Any pet owner will tell you it’s a not a question worth asking. We already know our cats and dogs have personalities all their own. Different animals behave and react differently when placed in different situations. The way they grow up matters. Their human make a big difference. Whether or not they’re around other pets makes a big difference. Big changes in environment make a big difference. Okay, so they have different personalities, but what does the science say?
Probably more than you’d expect. Personality traits aren’t unique to our pets. Character traits have been observed throughout the animal kingdom. Fish. Monkeys. Birds. Even hermit crabs. All of these animals can have unique personalities. It’s easy enough to observe, but harder to measure and categorize. Humans can take quizzes and surveys online (even though we would argue that these are always skewed one way or another by the person’s bias). Animals can’t.
Researchers use animal behaviors to determine what kind of personality is being observed. For example, a basic interaction between a member of an animal species is observed. It might interact with another member of the same species, or it might interact with a rock. Based on the collective behaviors of other members of the same species an animal might be categorized as bold or timid or docile, or any number of other easily understood traits.
Like humans, however, these traits can be dependent on mood or experience. Scientists have noticed that fish who are involved with a violent struggle with other fish might learn to avoid similar situations in the future. When once they were bold, they have learned discretion is the better part of valor and evolved to become timid or shy, avoiding future interactions with the same type of fish.

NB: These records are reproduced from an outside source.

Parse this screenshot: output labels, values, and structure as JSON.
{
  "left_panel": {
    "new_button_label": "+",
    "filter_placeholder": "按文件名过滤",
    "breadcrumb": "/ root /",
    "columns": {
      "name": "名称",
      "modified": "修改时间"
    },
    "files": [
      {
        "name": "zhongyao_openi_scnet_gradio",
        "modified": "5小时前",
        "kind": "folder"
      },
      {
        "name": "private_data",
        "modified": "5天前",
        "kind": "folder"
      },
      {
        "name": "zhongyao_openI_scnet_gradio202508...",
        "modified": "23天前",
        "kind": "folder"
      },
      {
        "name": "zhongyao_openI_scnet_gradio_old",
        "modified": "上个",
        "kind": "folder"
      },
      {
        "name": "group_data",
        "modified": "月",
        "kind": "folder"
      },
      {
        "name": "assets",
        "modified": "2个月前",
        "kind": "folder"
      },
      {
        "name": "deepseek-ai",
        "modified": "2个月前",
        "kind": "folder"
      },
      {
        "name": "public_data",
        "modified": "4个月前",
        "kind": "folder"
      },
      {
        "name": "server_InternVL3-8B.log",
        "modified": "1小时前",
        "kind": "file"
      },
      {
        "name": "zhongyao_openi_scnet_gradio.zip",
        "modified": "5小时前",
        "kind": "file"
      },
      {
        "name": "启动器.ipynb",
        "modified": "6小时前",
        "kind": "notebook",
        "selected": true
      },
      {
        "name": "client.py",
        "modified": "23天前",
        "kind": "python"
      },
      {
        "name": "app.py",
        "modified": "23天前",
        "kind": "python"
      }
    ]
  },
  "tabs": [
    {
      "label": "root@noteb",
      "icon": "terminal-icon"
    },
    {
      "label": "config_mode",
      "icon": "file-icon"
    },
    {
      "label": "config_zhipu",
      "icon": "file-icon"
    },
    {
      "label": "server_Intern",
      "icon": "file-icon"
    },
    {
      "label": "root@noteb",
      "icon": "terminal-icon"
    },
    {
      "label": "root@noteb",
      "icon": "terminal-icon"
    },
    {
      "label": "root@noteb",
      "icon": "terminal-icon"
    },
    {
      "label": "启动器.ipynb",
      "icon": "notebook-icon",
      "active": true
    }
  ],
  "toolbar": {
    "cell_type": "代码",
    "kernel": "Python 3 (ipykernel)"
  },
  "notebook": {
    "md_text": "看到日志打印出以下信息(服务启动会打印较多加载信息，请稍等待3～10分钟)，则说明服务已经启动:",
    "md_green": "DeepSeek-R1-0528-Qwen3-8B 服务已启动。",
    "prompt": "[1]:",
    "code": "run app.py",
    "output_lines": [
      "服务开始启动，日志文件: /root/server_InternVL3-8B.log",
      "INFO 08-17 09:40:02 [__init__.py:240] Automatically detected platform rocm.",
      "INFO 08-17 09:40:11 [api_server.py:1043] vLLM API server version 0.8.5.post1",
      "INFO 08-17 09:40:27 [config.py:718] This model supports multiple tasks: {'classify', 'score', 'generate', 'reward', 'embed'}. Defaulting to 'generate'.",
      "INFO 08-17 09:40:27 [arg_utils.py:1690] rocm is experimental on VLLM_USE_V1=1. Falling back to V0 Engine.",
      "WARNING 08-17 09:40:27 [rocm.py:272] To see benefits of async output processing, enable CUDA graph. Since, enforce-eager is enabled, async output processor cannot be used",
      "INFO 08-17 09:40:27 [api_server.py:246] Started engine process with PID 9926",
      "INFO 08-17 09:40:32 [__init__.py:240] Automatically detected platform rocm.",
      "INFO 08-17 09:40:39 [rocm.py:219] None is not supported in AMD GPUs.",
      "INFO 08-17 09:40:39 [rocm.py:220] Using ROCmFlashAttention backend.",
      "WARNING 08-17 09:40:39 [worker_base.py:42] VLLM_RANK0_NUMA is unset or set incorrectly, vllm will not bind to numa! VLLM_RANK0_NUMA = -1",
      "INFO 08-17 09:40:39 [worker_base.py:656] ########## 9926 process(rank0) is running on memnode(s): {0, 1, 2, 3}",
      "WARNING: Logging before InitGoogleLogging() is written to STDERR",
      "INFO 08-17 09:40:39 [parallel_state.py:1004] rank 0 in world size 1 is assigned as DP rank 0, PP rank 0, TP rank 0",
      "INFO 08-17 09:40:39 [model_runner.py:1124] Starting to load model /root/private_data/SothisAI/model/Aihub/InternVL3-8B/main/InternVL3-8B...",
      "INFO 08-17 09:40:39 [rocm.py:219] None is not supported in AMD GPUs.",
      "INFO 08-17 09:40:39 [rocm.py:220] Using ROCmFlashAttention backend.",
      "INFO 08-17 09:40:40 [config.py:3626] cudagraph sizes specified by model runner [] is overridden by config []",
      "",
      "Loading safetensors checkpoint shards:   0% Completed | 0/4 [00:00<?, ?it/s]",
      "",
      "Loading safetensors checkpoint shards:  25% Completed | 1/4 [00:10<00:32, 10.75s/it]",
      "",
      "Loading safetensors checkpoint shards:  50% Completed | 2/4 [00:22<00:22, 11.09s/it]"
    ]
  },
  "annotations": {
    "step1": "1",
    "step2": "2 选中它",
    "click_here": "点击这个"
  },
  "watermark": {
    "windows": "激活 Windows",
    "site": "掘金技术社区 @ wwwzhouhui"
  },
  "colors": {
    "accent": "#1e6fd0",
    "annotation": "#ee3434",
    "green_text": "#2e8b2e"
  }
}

These traits also guide how animals interact with the environment around them. This means that an aggressive animal might experience the risks and rewards of its environment very differently than a gentle animal. Although it’s difficult to measure the extent to which genes factor into personality expression, we know they do.
Of course, these categorizations don’t do the animals any justice. Each human is unique. We act differently and we think differently. We each have our unique quirks. So do the animals we love so much!